Milsap had a handful of Top Ten hits in 1975, but in late 1976 he became a genuine star, with a string of six number one hits in a row. In turn, that string of hits began a remarkable run where Milsap didn't leave the Top Ten for 15 straight years. During that time, he had a number of pop crossover hits, beginning with 1977's "It Was Almost Like a Song." Between 1980 and 1982, Milsap had ten more consecutive number one hits, including the crossover smashes "Smoky Mountain Rain," "No Gettin' Over Me," and "Any Day Now." Milsap had yet another string of uninterrupted number one hits between 1985 and 1987, racking up eight consecutive chart toppers. He had his last number one hit in 1989, when "A Woman in Love" spent two weeks on the top of the charts. In total, he had 35 number one singles.
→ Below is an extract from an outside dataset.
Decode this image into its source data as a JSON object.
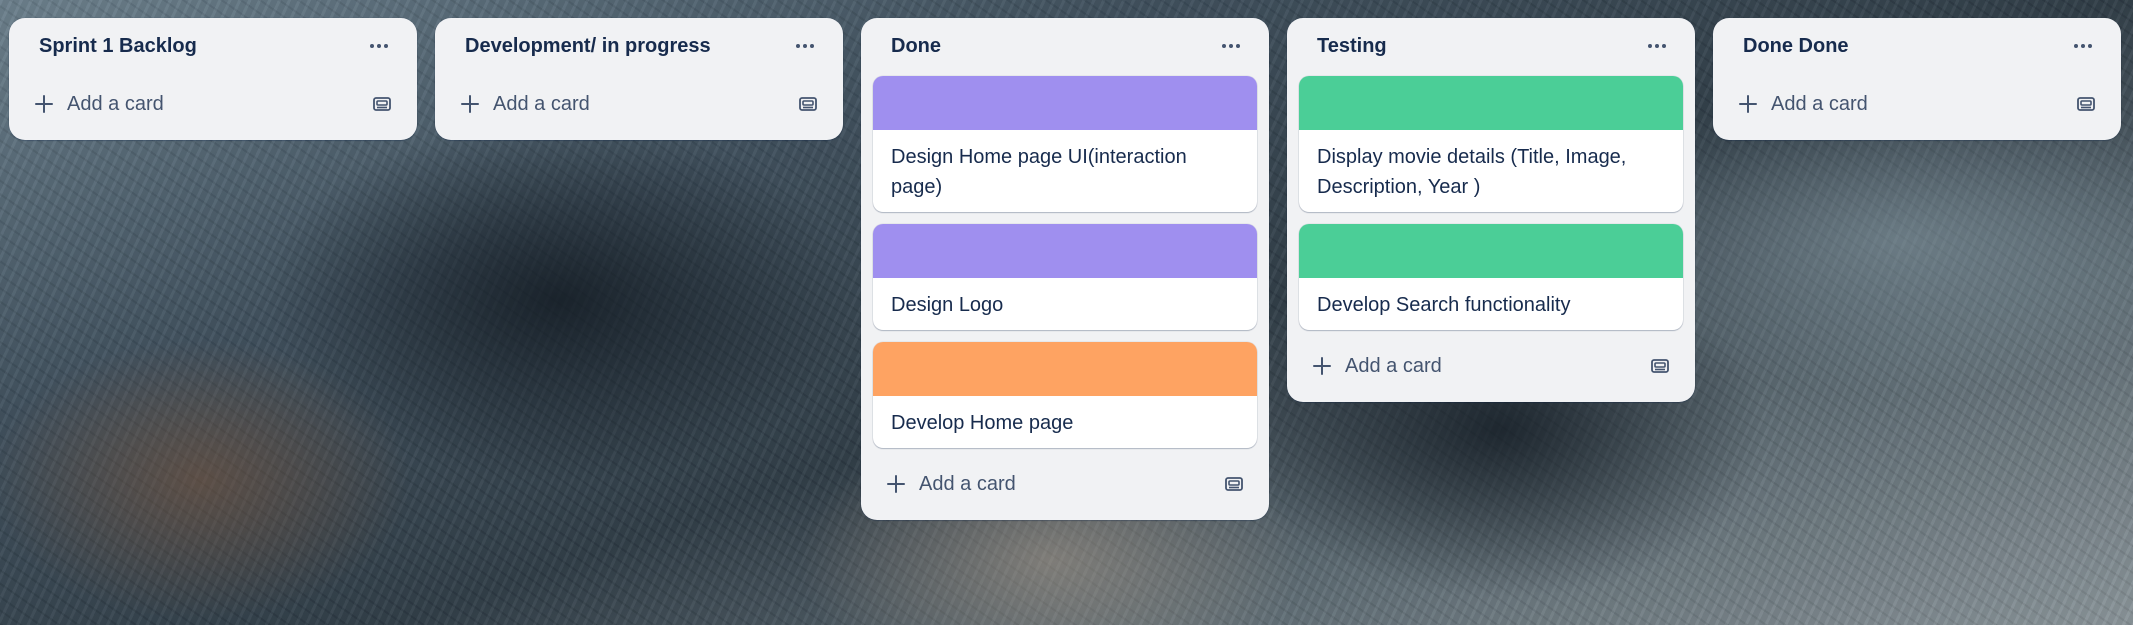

In the early '90s, Milsap's commercial appeal began to decline -- after 1992, he wasn't able to break into the country Top Ten. Nevertheless, he continued to record. In 1992, he left RCA and signed to Liberty, where he recorded True Believer, which failed to yield any major hits. Despite his decline in popularity, Milsap continued to record and perform successfully throughout the '90s. Working with producer Jerry F. Sharell, Milsap released the non-country Just For a Thrill in 2004, following it with a return to country (and a return to RCA) with 2006's My Life. The two-disc gospel album Then Sings My Soul landed in 2009, with another country album, Country Again, appearing in 2011. An album featuring new recordings of classic pop, R&B and country songs, Summer Number 17, was released early in 2014. ~ Sandra Brennan & Steve Leggett, Rovi